**Available data**
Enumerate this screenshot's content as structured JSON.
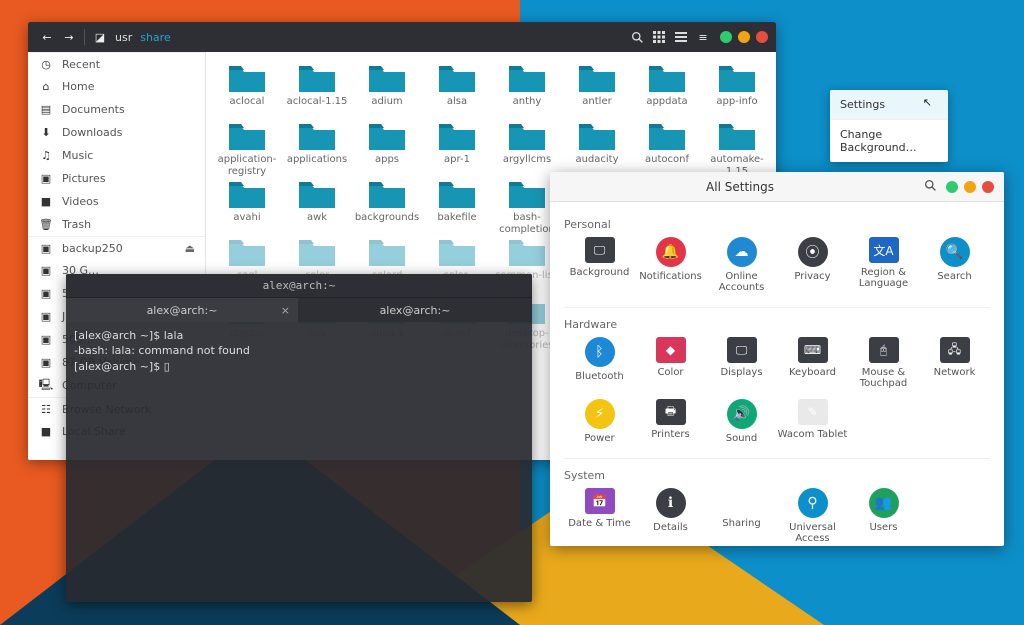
{
  "filemanager": {
    "path": {
      "root": "usr",
      "current": "share"
    },
    "toolbar": {
      "back": "←",
      "forward": "→",
      "disk": "⌂"
    },
    "sidebar": {
      "places": [
        "Recent",
        "Home",
        "Documents",
        "Downloads",
        "Music",
        "Pictures",
        "Videos",
        "Trash"
      ],
      "devices": [
        "backup250",
        "30 G…",
        "524…",
        "J. C…",
        "500…",
        "87 GB Volume",
        "Computer"
      ],
      "network": [
        "Browse Network",
        "Local Share"
      ]
    },
    "folders_row1": [
      "aclocal",
      "aclocal-1.15",
      "adium",
      "alsa",
      "anthy",
      "antler",
      "appdata",
      "app-info"
    ],
    "folders_row2": [
      "application-registry",
      "applications",
      "apps",
      "apr-1",
      "argyllcms",
      "audacity",
      "autoconf",
      "automake-1.15"
    ],
    "folders_row3": [
      "avahi",
      "awk",
      "backgrounds",
      "bakefile",
      "bash-completion"
    ],
    "folders_row4": [
      "cogl",
      "color",
      "colord",
      "color-schemes",
      "common-lisp"
    ],
    "folders_row5": [
      "cryptui",
      "cvs",
      "dbus-1",
      "dconf",
      "desktop-directories"
    ]
  },
  "terminal": {
    "title": "alex@arch:~",
    "tabs": [
      "alex@arch:~",
      "alex@arch:~"
    ],
    "lines": "[alex@arch ~]$ lala\n-bash: lala: command not found\n[alex@arch ~]$ ▯"
  },
  "settings": {
    "title": "All Settings",
    "sections": {
      "personal": {
        "label": "Personal",
        "items": [
          "Background",
          "Notifications",
          "Online Accounts",
          "Privacy",
          "Region & Language",
          "Search"
        ]
      },
      "hardware": {
        "label": "Hardware",
        "items": [
          "Bluetooth",
          "Color",
          "Displays",
          "Keyboard",
          "Mouse & Touchpad",
          "Network",
          "Power",
          "Printers",
          "Sound",
          "Wacom Tablet"
        ]
      },
      "system": {
        "label": "System",
        "items": [
          "Date & Time",
          "Details",
          "Sharing",
          "Universal Access",
          "Users"
        ]
      }
    }
  },
  "contextmenu": {
    "settings": "Settings",
    "change_bg": "Change Background…"
  },
  "colors": {
    "folder": "#1795b4",
    "accent_blue": "#0d8fc9",
    "icon_colors": {
      "background": "#3b3e45",
      "notifications": "#e3354a",
      "online": "#2089d2",
      "privacy": "#3b3e45",
      "region": "#2067c4",
      "search": "#0d8fc9",
      "bluetooth": "#1c88d6",
      "color": "#d8375b",
      "displays": "#3b3e45",
      "keyboard": "#3b3e45",
      "mouse": "#3b3e45",
      "network": "#3b3e45",
      "power": "#f4c413",
      "printers": "#3b3e45",
      "sound": "#0fa874",
      "wacom": "#e4e4e4",
      "date": "#8f4bbf",
      "details": "#3b3e45",
      "sharing": "#3b3e45",
      "ua": "#0d8fc9",
      "users": "#1fa15d"
    }
  }
}
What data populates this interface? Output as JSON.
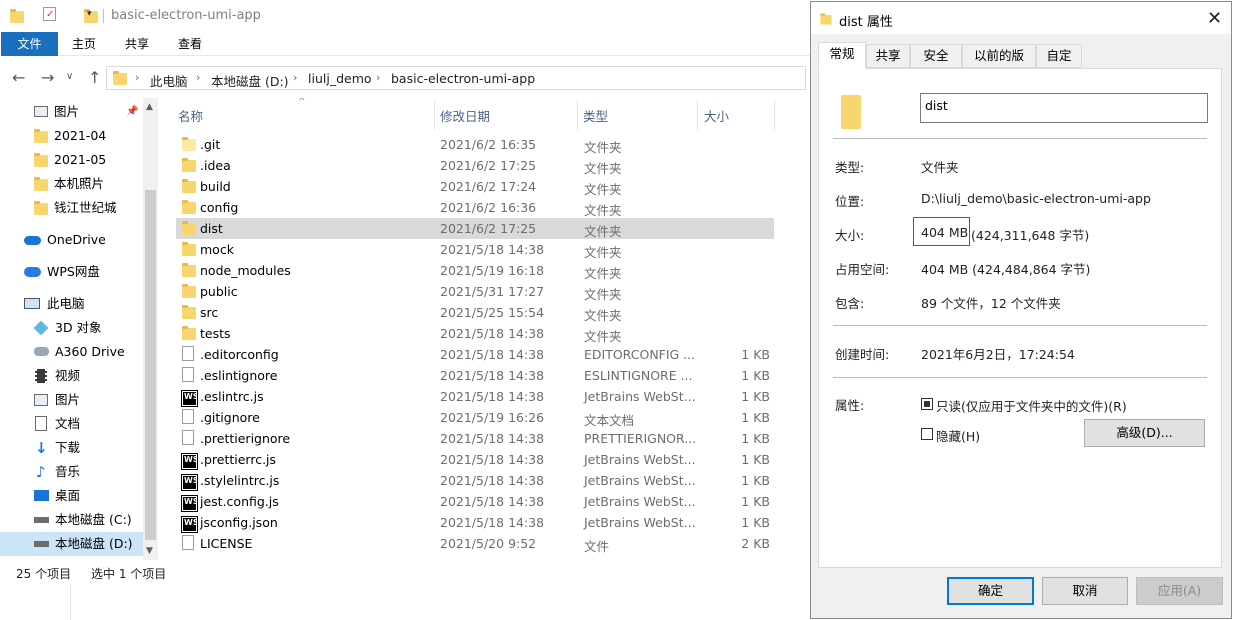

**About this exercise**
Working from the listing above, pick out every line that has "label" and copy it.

**Written answer**
        "label": "Personal",
        "label": "Hardware",
        "label": "System",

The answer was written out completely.